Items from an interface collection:

=== Section Start ===

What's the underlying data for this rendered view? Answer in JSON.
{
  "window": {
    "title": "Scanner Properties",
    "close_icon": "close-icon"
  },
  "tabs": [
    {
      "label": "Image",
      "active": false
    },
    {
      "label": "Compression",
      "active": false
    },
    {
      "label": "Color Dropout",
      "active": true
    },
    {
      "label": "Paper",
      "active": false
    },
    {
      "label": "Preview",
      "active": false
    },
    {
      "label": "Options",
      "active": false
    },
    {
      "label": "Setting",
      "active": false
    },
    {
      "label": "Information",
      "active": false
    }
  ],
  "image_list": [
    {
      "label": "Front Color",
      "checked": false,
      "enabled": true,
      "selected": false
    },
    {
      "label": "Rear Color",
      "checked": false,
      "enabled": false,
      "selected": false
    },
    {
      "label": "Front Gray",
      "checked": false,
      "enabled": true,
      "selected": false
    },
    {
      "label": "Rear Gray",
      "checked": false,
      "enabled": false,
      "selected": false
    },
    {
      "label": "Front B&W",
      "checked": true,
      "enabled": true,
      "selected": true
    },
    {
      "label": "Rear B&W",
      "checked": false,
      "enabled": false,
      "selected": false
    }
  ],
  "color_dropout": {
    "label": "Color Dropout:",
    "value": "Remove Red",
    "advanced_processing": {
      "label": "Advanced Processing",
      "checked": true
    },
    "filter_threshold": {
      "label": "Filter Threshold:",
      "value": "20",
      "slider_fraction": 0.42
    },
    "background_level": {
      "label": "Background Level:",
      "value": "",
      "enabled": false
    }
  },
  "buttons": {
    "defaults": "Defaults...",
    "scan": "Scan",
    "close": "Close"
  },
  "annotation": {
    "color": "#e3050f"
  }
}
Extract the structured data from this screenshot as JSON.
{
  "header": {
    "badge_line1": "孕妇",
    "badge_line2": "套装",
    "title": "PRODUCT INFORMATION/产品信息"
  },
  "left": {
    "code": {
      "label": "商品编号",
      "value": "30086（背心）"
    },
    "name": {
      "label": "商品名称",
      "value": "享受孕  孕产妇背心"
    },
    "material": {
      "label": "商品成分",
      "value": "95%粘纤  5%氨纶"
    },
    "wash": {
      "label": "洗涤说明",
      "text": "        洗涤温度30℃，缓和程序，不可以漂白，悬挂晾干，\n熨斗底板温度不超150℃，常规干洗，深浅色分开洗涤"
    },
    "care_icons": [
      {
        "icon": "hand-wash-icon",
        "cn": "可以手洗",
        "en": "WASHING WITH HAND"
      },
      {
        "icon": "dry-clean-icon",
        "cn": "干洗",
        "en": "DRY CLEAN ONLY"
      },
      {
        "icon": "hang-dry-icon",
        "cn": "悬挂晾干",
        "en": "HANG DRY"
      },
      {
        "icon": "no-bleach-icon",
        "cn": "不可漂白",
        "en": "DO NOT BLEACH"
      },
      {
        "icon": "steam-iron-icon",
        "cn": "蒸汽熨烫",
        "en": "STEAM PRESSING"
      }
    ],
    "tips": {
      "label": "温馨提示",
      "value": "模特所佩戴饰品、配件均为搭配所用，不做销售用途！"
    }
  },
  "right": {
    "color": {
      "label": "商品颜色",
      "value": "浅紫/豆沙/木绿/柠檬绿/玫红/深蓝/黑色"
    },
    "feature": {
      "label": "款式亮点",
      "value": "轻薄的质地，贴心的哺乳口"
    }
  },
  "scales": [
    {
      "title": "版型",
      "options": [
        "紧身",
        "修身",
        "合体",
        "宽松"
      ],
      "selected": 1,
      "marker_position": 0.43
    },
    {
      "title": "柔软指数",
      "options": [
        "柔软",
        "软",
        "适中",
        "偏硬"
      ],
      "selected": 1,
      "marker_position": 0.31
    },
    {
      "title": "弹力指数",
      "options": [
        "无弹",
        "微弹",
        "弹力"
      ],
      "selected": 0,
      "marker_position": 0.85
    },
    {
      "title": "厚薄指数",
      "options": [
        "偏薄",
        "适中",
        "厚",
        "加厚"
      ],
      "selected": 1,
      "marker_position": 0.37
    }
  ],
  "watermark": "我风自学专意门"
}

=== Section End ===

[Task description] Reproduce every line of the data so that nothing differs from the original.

[Result of the exercise]
What's the underlying data for this rendered view? Answer in JSON.
{
  "window": {
    "title": "Scanner Properties",
    "close_icon": "close-icon"
  },
  "tabs": [
    {
      "label": "Image",
      "active": false
    },
    {
      "label": "Compression",
      "active": false
    },
    {
      "label": "Color Dropout",
      "active": true
    },
    {
      "label": "Paper",
      "active": false
    },
    {
      "label": "Preview",
      "active": false
    },
    {
      "label": "Options",
      "active": false
    },
    {
      "label": "Setting",
      "active": false
    },
    {
      "label": "Information",
      "active": false
    }
  ],
  "image_list": [
    {
      "label": "Front Color",
      "checked": false,
      "enabled": true,
      "selected": false
    },
    {
      "label": "Rear Color",
      "checked": false,
      "enabled": false,
      "selected": false
    },
    {
      "label": "Front Gray",
      "checked": false,
      "enabled": true,
      "selected": false
    },
    {
      "label": "Rear Gray",
      "checked": false,
      "enabled": false,
      "selected": false
    },
    {
      "label": "Front B&W",
      "checked": true,
      "enabled": true,
      "selected": true
    },
    {
      "label": "Rear B&W",
      "checked": false,
      "enabled": false,
      "selected": false
    }
  ],
  "color_dropout": {
    "label": "Color Dropout:",
    "value": "Remove Red",
    "advanced_processing": {
      "label": "Advanced Processing",
      "checked": true
    },
    "filter_threshold": {
      "label": "Filter Threshold:",
      "value": "20",
      "slider_fraction": 0.42
    },
    "background_level": {
      "label": "Background Level:",
      "value": "",
      "enabled": false
    }
  },
  "buttons": {
    "defaults": "Defaults...",
    "scan": "Scan",
    "close": "Close"
  },
  "annotation": {
    "color": "#e3050f"
  }
}
Extract the structured data from this screenshot as JSON.
{
  "header": {
    "badge_line1": "孕妇",
    "badge_line2": "套装",
    "title": "PRODUCT INFORMATION/产品信息"
  },
  "left": {
    "code": {
      "label": "商品编号",
      "value": "30086（背心）"
    },
    "name": {
      "label": "商品名称",
      "value": "享受孕  孕产妇背心"
    },
    "material": {
      "label": "商品成分",
      "value": "95%粘纤  5%氨纶"
    },
    "wash": {
      "label": "洗涤说明",
      "text": "        洗涤温度30℃，缓和程序，不可以漂白，悬挂晾干，\n熨斗底板温度不超150℃，常规干洗，深浅色分开洗涤"
    },
    "care_icons": [
      {
        "icon": "hand-wash-icon",
        "cn": "可以手洗",
        "en": "WASHING WITH HAND"
      },
      {
        "icon": "dry-clean-icon",
        "cn": "干洗",
        "en": "DRY CLEAN ONLY"
      },
      {
        "icon": "hang-dry-icon",
        "cn": "悬挂晾干",
        "en": "HANG DRY"
      },
      {
        "icon": "no-bleach-icon",
        "cn": "不可漂白",
        "en": "DO NOT BLEACH"
      },
      {
        "icon": "steam-iron-icon",
        "cn": "蒸汽熨烫",
        "en": "STEAM PRESSING"
      }
    ],
    "tips": {
      "label": "温馨提示",
      "value": "模特所佩戴饰品、配件均为搭配所用，不做销售用途！"
    }
  },
  "right": {
    "color": {
      "label": "商品颜色",
      "value": "浅紫/豆沙/木绿/柠檬绿/玫红/深蓝/黑色"
    },
    "feature": {
      "label": "款式亮点",
      "value": "轻薄的质地，贴心的哺乳口"
    }
  },
  "scales": [
    {
      "title": "版型",
      "options": [
        "紧身",
        "修身",
        "合体",
        "宽松"
      ],
      "selected": 1,
      "marker_position": 0.43
    },
    {
      "title": "柔软指数",
      "options": [
        "柔软",
        "软",
        "适中",
        "偏硬"
      ],
      "selected": 1,
      "marker_position": 0.31
    },
    {
      "title": "弹力指数",
      "options": [
        "无弹",
        "微弹",
        "弹力"
      ],
      "selected": 0,
      "marker_position": 0.85
    },
    {
      "title": "厚薄指数",
      "options": [
        "偏薄",
        "适中",
        "厚",
        "加厚"
      ],
      "selected": 1,
      "marker_position": 0.37
    }
  ],
  "watermark": "我风自学专意门"
}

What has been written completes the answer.